Say how many lines of the records include the string "provider". Nothing else belongs in the answer.

··· Source records ···

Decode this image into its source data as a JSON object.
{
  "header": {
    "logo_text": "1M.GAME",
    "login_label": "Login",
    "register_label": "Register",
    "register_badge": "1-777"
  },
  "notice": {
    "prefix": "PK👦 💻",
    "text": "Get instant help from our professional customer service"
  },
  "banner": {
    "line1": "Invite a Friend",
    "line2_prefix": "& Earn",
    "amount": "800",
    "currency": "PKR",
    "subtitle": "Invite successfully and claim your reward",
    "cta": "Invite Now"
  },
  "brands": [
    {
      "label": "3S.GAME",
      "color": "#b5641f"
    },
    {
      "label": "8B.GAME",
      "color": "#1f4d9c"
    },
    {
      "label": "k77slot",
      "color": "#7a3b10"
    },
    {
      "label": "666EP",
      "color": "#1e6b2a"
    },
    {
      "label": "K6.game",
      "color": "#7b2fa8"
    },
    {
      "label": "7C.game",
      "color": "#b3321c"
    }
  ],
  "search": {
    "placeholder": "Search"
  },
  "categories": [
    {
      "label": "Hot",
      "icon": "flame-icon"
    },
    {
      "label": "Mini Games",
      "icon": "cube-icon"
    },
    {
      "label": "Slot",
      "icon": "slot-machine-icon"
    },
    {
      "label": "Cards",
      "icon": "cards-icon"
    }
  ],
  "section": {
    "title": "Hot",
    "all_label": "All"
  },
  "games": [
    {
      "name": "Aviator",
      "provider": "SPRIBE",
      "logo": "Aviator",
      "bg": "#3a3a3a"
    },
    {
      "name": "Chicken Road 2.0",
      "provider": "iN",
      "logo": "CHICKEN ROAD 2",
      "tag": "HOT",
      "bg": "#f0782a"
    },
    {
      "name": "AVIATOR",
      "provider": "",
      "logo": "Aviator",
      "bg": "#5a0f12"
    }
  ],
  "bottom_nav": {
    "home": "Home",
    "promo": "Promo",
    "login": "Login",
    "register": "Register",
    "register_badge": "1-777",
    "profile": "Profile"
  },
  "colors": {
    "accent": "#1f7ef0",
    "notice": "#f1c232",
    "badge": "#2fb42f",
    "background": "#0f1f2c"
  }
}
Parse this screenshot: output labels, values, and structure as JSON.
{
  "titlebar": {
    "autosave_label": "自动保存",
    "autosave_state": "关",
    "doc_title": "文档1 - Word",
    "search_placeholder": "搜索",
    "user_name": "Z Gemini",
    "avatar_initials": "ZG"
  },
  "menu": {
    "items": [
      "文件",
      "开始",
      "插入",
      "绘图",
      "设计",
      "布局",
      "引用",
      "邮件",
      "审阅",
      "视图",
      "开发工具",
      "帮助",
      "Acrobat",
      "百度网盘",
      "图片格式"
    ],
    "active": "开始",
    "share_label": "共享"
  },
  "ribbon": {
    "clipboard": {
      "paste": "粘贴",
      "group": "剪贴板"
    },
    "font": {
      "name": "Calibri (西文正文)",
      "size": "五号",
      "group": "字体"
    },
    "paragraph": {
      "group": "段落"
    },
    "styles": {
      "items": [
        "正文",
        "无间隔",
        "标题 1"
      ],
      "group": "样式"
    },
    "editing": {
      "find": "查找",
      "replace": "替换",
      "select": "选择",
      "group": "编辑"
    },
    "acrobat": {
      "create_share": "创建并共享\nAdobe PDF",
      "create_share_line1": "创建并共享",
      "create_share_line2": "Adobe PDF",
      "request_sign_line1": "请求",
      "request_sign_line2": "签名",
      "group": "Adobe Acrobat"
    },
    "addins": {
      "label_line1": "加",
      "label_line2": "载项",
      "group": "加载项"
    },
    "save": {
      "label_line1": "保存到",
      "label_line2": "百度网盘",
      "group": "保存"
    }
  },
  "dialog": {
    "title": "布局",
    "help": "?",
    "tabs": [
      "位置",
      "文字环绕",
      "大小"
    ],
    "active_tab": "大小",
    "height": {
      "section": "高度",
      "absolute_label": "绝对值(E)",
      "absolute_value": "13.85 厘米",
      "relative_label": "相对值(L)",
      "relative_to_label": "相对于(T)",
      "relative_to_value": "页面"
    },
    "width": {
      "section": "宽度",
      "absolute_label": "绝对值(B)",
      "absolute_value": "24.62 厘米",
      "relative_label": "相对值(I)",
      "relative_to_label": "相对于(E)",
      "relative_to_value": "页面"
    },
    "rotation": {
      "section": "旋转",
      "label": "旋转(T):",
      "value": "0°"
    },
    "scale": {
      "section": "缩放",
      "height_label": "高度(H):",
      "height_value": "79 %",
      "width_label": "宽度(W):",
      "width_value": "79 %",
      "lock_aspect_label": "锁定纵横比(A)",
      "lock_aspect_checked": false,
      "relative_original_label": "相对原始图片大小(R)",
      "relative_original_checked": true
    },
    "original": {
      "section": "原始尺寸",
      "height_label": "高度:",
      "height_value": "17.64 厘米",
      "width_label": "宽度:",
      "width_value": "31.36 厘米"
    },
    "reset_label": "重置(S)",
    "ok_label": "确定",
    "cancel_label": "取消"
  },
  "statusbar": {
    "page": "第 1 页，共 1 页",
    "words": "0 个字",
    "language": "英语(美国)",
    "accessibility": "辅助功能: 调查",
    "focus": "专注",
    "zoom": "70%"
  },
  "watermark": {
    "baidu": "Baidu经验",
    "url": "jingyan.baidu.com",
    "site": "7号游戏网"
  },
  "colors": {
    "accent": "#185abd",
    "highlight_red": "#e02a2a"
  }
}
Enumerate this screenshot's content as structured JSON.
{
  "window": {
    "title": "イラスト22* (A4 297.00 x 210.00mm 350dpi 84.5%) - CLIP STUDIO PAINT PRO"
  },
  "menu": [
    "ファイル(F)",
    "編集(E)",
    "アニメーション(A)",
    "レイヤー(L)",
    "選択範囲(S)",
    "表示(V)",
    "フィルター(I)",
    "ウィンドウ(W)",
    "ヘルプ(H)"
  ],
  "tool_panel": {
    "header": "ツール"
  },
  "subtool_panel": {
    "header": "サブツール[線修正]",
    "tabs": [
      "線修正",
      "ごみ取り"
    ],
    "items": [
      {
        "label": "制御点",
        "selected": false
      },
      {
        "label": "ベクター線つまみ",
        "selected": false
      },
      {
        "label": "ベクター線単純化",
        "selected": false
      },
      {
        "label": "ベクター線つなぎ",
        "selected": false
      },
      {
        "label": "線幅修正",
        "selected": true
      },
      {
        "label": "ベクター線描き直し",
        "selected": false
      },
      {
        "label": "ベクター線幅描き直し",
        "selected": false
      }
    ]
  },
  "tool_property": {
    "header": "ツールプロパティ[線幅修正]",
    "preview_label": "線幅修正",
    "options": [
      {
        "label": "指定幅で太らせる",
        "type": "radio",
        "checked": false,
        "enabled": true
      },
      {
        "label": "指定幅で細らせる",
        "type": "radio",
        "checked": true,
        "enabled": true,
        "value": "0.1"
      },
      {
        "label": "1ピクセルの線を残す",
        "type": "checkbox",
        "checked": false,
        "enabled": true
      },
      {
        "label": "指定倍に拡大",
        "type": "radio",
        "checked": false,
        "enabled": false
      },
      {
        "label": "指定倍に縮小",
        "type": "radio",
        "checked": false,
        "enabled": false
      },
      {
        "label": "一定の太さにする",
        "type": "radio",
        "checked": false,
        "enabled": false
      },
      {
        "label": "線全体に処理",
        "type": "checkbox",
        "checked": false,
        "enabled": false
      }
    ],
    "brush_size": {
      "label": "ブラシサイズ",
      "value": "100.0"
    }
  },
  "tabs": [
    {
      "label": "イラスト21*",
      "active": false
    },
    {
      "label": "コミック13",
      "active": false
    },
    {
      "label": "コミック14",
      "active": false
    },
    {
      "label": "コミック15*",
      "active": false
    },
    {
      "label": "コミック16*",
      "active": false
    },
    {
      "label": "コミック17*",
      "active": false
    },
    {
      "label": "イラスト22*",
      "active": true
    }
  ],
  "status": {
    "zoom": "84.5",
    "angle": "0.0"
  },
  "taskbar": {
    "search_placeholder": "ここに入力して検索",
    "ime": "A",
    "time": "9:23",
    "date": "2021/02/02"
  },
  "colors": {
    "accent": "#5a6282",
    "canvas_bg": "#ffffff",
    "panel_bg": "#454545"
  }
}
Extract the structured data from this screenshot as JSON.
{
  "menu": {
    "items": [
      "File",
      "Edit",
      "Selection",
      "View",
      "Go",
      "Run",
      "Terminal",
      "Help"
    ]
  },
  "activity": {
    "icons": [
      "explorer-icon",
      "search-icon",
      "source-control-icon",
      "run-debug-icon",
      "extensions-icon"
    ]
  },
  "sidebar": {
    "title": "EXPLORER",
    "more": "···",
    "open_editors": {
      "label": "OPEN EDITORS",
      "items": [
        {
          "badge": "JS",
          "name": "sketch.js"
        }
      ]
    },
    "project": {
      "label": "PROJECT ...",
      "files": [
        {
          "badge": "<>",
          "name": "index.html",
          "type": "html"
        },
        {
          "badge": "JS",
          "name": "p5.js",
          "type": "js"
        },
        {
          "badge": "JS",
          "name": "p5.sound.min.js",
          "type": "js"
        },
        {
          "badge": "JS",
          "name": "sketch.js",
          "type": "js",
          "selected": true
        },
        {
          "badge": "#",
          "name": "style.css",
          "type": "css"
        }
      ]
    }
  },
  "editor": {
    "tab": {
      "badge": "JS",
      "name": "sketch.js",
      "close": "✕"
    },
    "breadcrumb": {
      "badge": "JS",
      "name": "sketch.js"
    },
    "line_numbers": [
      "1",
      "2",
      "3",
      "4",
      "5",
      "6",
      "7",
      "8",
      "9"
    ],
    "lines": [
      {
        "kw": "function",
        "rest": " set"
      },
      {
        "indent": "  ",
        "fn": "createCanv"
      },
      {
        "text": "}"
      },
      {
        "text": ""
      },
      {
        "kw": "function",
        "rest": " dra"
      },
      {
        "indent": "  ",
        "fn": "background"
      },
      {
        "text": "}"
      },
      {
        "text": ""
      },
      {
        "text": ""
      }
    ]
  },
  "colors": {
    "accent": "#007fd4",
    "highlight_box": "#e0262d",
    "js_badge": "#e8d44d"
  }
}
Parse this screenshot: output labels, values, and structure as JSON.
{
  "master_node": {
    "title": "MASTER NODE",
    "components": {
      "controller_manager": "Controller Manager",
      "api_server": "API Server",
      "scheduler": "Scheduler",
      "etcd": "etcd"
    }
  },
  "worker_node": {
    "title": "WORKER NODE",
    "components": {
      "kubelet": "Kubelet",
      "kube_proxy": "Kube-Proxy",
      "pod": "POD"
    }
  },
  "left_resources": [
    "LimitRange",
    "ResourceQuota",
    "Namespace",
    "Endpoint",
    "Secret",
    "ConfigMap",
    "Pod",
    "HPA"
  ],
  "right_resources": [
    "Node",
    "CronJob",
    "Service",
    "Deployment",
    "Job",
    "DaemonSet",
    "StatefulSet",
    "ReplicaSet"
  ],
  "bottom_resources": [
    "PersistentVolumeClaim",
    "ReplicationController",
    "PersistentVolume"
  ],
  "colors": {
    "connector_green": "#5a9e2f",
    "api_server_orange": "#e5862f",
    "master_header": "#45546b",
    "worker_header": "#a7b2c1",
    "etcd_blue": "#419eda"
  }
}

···

Answer for the task :: 3